§ **Work to be completed**: Return each line of the material verbatim.

Data supplied START

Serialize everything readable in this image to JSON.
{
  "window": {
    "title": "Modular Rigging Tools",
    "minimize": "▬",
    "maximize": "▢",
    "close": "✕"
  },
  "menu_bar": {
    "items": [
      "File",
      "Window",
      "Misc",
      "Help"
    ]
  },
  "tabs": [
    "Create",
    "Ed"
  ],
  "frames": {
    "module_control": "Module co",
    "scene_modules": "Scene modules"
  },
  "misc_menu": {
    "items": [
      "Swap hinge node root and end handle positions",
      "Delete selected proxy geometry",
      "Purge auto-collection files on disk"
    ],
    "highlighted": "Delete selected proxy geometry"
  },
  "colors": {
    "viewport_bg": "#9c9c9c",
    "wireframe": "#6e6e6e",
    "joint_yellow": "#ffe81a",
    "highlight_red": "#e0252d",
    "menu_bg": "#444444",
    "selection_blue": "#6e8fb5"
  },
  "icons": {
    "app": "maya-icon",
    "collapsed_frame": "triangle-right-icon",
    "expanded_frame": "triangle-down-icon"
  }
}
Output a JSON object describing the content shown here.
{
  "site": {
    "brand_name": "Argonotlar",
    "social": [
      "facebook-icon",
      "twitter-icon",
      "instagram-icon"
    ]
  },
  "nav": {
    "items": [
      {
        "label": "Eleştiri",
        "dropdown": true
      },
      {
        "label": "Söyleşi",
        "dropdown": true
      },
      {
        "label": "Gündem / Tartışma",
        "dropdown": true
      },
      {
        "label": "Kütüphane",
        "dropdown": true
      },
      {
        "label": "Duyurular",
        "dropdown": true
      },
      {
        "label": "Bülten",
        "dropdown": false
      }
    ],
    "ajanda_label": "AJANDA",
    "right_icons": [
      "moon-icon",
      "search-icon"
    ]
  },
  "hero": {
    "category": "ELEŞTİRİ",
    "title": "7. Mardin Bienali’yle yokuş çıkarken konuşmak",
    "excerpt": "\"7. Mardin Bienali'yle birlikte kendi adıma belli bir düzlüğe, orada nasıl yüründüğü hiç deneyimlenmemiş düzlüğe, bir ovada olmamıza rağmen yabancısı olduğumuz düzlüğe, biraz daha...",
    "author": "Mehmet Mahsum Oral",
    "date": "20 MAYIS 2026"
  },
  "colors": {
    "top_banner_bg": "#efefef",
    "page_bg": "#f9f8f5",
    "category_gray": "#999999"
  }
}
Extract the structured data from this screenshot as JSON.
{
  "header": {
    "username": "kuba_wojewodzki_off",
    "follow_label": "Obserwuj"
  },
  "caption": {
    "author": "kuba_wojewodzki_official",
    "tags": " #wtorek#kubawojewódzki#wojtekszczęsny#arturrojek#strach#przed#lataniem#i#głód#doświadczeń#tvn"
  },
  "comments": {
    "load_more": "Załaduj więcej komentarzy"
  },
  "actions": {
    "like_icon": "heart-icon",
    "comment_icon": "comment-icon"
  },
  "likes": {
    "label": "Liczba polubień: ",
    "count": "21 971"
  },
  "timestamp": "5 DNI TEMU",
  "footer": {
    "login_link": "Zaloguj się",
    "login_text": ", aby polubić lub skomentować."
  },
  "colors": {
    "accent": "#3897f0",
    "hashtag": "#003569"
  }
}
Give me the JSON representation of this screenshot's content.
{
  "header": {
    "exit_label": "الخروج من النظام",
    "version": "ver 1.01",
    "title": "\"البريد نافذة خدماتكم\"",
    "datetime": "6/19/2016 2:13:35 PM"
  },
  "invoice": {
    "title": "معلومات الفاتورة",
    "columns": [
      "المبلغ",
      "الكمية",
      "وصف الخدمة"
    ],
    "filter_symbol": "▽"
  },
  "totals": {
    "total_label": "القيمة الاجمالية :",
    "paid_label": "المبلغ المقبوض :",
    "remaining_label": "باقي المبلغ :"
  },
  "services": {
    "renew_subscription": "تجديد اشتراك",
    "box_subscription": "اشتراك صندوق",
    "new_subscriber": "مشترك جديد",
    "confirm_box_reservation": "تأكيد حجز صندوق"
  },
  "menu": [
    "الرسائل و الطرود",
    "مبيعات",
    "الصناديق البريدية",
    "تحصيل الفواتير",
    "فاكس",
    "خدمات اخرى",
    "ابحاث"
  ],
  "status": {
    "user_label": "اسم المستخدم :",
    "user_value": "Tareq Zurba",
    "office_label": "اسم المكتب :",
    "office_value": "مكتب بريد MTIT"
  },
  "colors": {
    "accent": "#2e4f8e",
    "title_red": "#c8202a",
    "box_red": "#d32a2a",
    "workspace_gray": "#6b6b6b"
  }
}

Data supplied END

§ **Response area**:
Serialize everything readable in this image to JSON.
{
  "window": {
    "title": "Modular Rigging Tools",
    "minimize": "▬",
    "maximize": "▢",
    "close": "✕"
  },
  "menu_bar": {
    "items": [
      "File",
      "Window",
      "Misc",
      "Help"
    ]
  },
  "tabs": [
    "Create",
    "Ed"
  ],
  "frames": {
    "module_control": "Module co",
    "scene_modules": "Scene modules"
  },
  "misc_menu": {
    "items": [
      "Swap hinge node root and end handle positions",
      "Delete selected proxy geometry",
      "Purge auto-collection files on disk"
    ],
    "highlighted": "Delete selected proxy geometry"
  },
  "colors": {
    "viewport_bg": "#9c9c9c",
    "wireframe": "#6e6e6e",
    "joint_yellow": "#ffe81a",
    "highlight_red": "#e0252d",
    "menu_bg": "#444444",
    "selection_blue": "#6e8fb5"
  },
  "icons": {
    "app": "maya-icon",
    "collapsed_frame": "triangle-right-icon",
    "expanded_frame": "triangle-down-icon"
  }
}
Output a JSON object describing the content shown here.
{
  "site": {
    "brand_name": "Argonotlar",
    "social": [
      "facebook-icon",
      "twitter-icon",
      "instagram-icon"
    ]
  },
  "nav": {
    "items": [
      {
        "label": "Eleştiri",
        "dropdown": true
      },
      {
        "label": "Söyleşi",
        "dropdown": true
      },
      {
        "label": "Gündem / Tartışma",
        "dropdown": true
      },
      {
        "label": "Kütüphane",
        "dropdown": true
      },
      {
        "label": "Duyurular",
        "dropdown": true
      },
      {
        "label": "Bülten",
        "dropdown": false
      }
    ],
    "ajanda_label": "AJANDA",
    "right_icons": [
      "moon-icon",
      "search-icon"
    ]
  },
  "hero": {
    "category": "ELEŞTİRİ",
    "title": "7. Mardin Bienali’yle yokuş çıkarken konuşmak",
    "excerpt": "\"7. Mardin Bienali'yle birlikte kendi adıma belli bir düzlüğe, orada nasıl yüründüğü hiç deneyimlenmemiş düzlüğe, bir ovada olmamıza rağmen yabancısı olduğumuz düzlüğe, biraz daha...",
    "author": "Mehmet Mahsum Oral",
    "date": "20 MAYIS 2026"
  },
  "colors": {
    "top_banner_bg": "#efefef",
    "page_bg": "#f9f8f5",
    "category_gray": "#999999"
  }
}
Extract the structured data from this screenshot as JSON.
{
  "header": {
    "username": "kuba_wojewodzki_off",
    "follow_label": "Obserwuj"
  },
  "caption": {
    "author": "kuba_wojewodzki_official",
    "tags": " #wtorek#kubawojewódzki#wojtekszczęsny#arturrojek#strach#przed#lataniem#i#głód#doświadczeń#tvn"
  },
  "comments": {
    "load_more": "Załaduj więcej komentarzy"
  },
  "actions": {
    "like_icon": "heart-icon",
    "comment_icon": "comment-icon"
  },
  "likes": {
    "label": "Liczba polubień: ",
    "count": "21 971"
  },
  "timestamp": "5 DNI TEMU",
  "footer": {
    "login_link": "Zaloguj się",
    "login_text": ", aby polubić lub skomentować."
  },
  "colors": {
    "accent": "#3897f0",
    "hashtag": "#003569"
  }
}
Give me the JSON representation of this screenshot's content.
{
  "header": {
    "exit_label": "الخروج من النظام",
    "version": "ver 1.01",
    "title": "\"البريد نافذة خدماتكم\"",
    "datetime": "6/19/2016 2:13:35 PM"
  },
  "invoice": {
    "title": "معلومات الفاتورة",
    "columns": [
      "المبلغ",
      "الكمية",
      "وصف الخدمة"
    ],
    "filter_symbol": "▽"
  },
  "totals": {
    "total_label": "القيمة الاجمالية :",
    "paid_label": "المبلغ المقبوض :",
    "remaining_label": "باقي المبلغ :"
  },
  "services": {
    "renew_subscription": "تجديد اشتراك",
    "box_subscription": "اشتراك صندوق",
    "new_subscriber": "مشترك جديد",
    "confirm_box_reservation": "تأكيد حجز صندوق"
  },
  "menu": [
    "الرسائل و الطرود",
    "مبيعات",
    "الصناديق البريدية",
    "تحصيل الفواتير",
    "فاكس",
    "خدمات اخرى",
    "ابحاث"
  ],
  "status": {
    "user_label": "اسم المستخدم :",
    "user_value": "Tareq Zurba",
    "office_label": "اسم المكتب :",
    "office_value": "مكتب بريد MTIT"
  },
  "colors": {
    "accent": "#2e4f8e",
    "title_red": "#c8202a",
    "box_red": "#d32a2a",
    "workspace_gray": "#6b6b6b"
  }
}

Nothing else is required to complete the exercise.